The Jagged Fragmentation of Abuse: A Review of Kate Elizabeth Russell’s My Dark Vanessa
Vanessa Wye was fifteen when she first had sex with her English teacher, Jacob Strane. At thirty-two, some of Strane’s students come forward to accuse him of abuse, something that horrifies Vanessa. She doesn’t remember him abusing her. What she remembers is love. The story echoes Vladimir Nabokov’s Lolita but through a modern lens, replacing Nabokov’s dark humour with something more eerie, dark, and urgent.
In My Dark Vanessa, Russell presents us with two perspectives, two Vanessas, her past and present selves. The older Vanessa works as a concierge in a hotel, sees a counsellor, and is being consumed by the emerging Strane controversy. She feels the pressure to come forward while at the same time still loving Strane. In the midst of the #MeToo movement, Russell’s Vanessa is written from a perspective I’d never contemplated, a woman who wants to protect her abuser.
Neither the past nor present Vanessa are entirely likeable characters. While working as a concierge, a young receptionist in her hotel is sexually harassed by an older man, but instead of helping the receptionist Vanessa turns a cold eye to her, thinking she should just toughen up. As a student, she writes ‘BITCH’ on the door of her dorm supervisor who she fears is romantically involved with Strane. But even when she’s angry and aggressive towards people, it is impossible to completely disparage her, as we see how abuse steered her in this direction.
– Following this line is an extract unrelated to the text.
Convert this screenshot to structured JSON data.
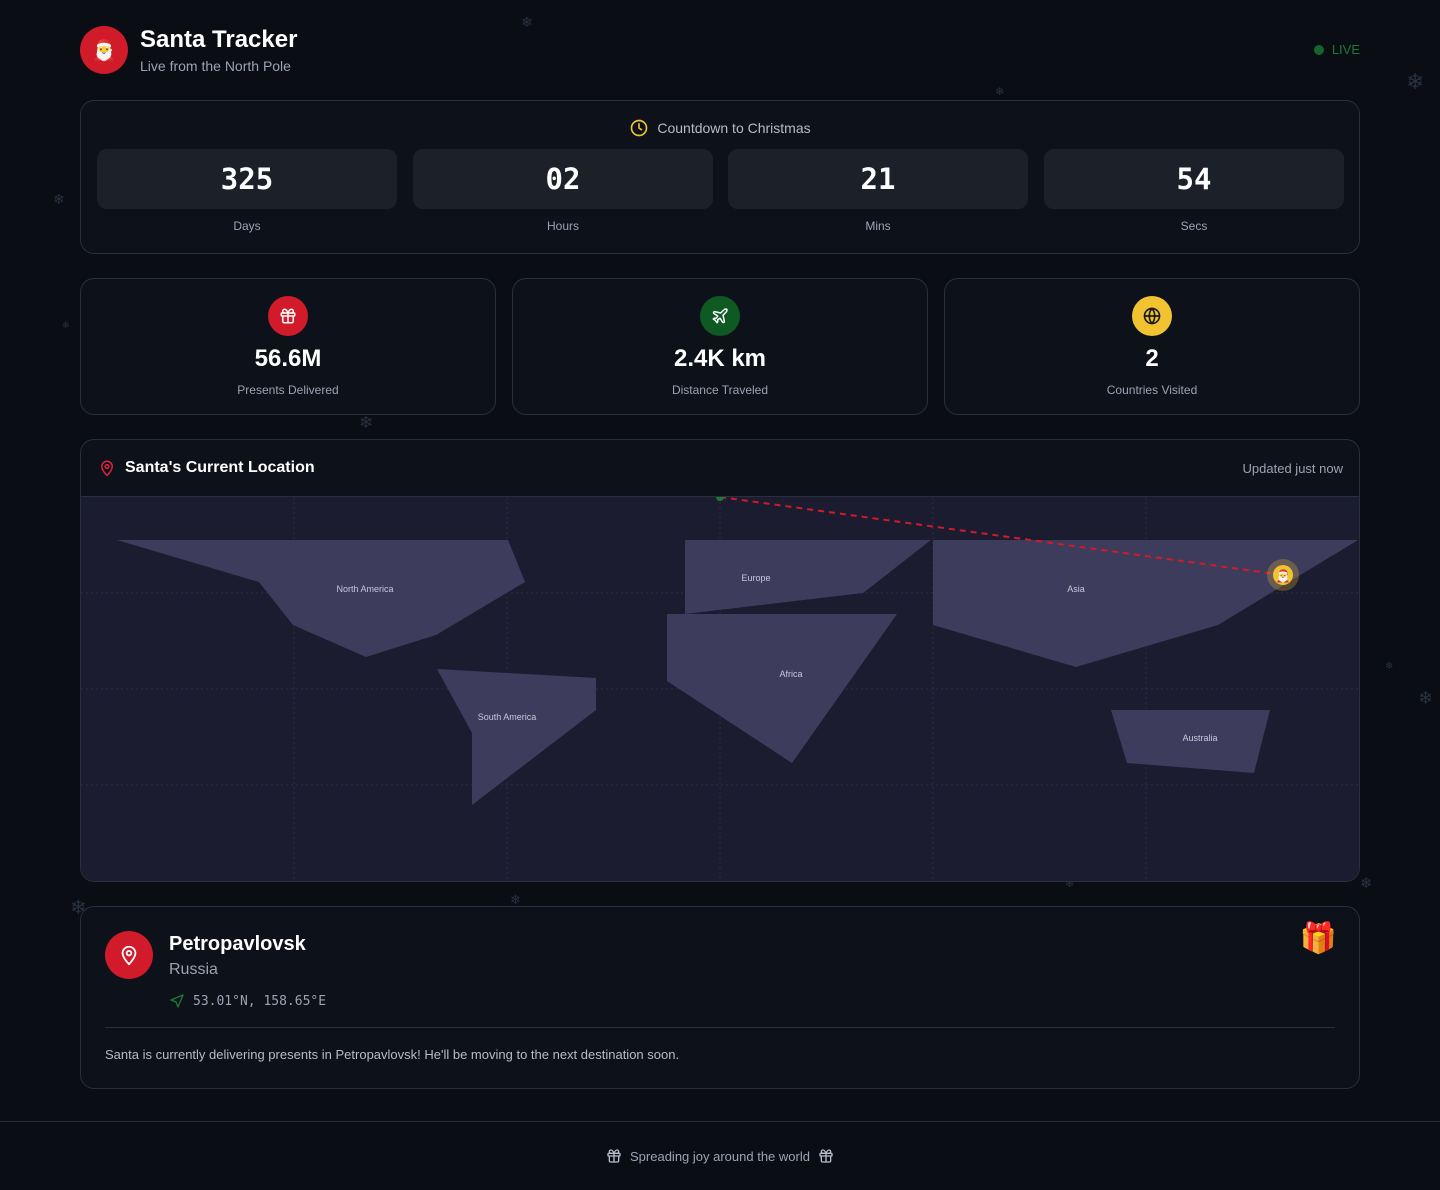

It is clear in the novel that Strane groomed Vanessa as a child, lulled her into a relationship she was unprepared for physically or mentally. ‘He touched me first, said he wanted to kiss me, told me he loved me. Every first step was taken by him. I don’t feel forced, and I know I have the power to say no, but that isn’t the same as being in charge.’ Strane romanticized the relationship by appealing to Vanessa’s love of poetry. He shows her the works of Sylvia Plath, and he used this as a foothold to give her a copy of Lolita, framing the book’s story as forbidden love as opposed to repugnant sexual deviation.
When Vanessa is lonely, after her and her closest friend fall out, Strane makes her feel special, and she is at once compelled and disgusted by him. He wants her to feel powerful, tells her how dark she is, that she could destroy him, and how she was the one who pursued him. He tells her that he can’t help but be in love with her. As a reader, you understand why she pities him despite his cruelty: Vanessa’s reality becomes distorted, “I don’t say it, but sometimes I feel like that’s exactly what he’s doing to me—breaking me apart, putting me back together as someone new.”
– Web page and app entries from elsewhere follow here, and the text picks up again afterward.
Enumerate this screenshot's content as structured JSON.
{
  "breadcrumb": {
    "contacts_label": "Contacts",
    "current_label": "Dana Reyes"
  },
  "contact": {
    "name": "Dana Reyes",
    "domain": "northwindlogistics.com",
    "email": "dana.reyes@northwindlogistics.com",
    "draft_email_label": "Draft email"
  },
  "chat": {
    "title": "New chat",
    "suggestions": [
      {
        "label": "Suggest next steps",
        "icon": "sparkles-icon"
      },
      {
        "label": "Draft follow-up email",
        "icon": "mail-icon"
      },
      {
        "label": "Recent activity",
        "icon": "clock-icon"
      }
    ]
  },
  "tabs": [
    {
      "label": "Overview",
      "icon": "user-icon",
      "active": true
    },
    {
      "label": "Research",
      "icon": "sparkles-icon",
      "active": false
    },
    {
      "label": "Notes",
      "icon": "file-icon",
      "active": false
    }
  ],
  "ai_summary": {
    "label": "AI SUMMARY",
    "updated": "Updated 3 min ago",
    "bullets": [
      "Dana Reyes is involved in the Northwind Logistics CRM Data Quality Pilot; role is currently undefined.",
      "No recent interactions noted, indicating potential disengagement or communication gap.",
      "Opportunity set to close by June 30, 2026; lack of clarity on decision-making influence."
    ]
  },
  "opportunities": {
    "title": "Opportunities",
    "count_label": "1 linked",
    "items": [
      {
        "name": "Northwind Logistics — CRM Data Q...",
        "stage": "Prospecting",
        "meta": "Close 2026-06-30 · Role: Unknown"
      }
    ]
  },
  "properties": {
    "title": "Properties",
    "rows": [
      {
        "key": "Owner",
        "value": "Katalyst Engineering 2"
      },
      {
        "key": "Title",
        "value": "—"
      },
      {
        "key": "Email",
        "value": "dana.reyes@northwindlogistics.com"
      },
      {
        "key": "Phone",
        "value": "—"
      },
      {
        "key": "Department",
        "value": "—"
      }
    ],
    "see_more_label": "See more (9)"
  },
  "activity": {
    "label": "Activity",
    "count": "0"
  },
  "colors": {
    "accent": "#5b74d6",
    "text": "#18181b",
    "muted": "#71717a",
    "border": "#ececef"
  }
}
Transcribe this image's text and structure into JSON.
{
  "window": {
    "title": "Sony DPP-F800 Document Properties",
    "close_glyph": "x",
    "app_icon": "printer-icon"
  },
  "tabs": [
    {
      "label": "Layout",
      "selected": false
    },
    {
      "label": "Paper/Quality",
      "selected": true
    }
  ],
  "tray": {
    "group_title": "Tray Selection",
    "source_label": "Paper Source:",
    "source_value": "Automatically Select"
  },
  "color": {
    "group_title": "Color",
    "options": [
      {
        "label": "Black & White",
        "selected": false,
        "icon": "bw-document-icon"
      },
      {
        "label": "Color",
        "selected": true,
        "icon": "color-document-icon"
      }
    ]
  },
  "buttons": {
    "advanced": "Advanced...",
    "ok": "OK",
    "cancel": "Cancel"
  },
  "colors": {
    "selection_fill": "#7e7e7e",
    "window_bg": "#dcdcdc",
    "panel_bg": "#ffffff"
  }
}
Frequently she describes how disgusting he is: his hairy heavy body; the weight holding her down when they have sex. She copes by separating her mind, imagining herself somewhere else. She flies over a woodland and lake or sits in her kitchen with a newly adopted kitten. Just like in Nabokov’s writing, the beautiful images juxtapose the horror, but Russell’s descriptions can at times feel overwrought and dramatic. I cringed when Vanessa described a pain in her throat as a burning coal, but I also acknowledge that this is her voice, one going through something I will never understand, and maybe extreme emotions can only be painted with extreme language.
When Vanessa remembers her relationship with Strane, blanks spaces poke her memories as she constantly reconstructs the past. We see the mark of abuse, as Strane influences her even when he’s out of her life. She uses his mental heuristics to convince herself that her relationship with Strane was romantic because if it weren’t then she would be forced to confront the abuse. Russell captures the fluidity of memory in an extreme circumstance, how we consciously and unconsciously build our past and present to protect ourselves.
It’s this deep yet fragmented memory of love that directs Vanessa’s reaction to Strane’s reckoning. As more girls come out saying that they were abused by him, she feels increasingly pressured to come forward, and at first, I wanted her to. I wanted Strane to suffer. I wanted Vanessa to stand side-by-side with the other victims. And I was naïve. On her website, Russell says the decision to come forward should always come down to personal choice. Vanessa talks through what her abuse with her counsellor, confronting her emotions, and it is ultimately up to Vanessa if she comes forward.
When I first read My Dark Vanessa, I thought of it as Lolita through the lens of the #MeToo movement. It is much more than that. Kate Elizabeth Russell worked on this, her debut novel, for twenty years, based on her own experiences as a teenager, and the hard work and real-life experience is evident in the polish and raw emotion of her writing. Russell examines sexual abuse and the power dynamics of these relationships concisely and poignantly. I read My Dark Vanessa relentlessly, constantly hoping that for Vanessa there was an eventual end to her darkness or at least some light for her to aim towards.
My Dark Vanessa was written by Kate Elizabeth Russell and published by Fourth Estate (March 2020).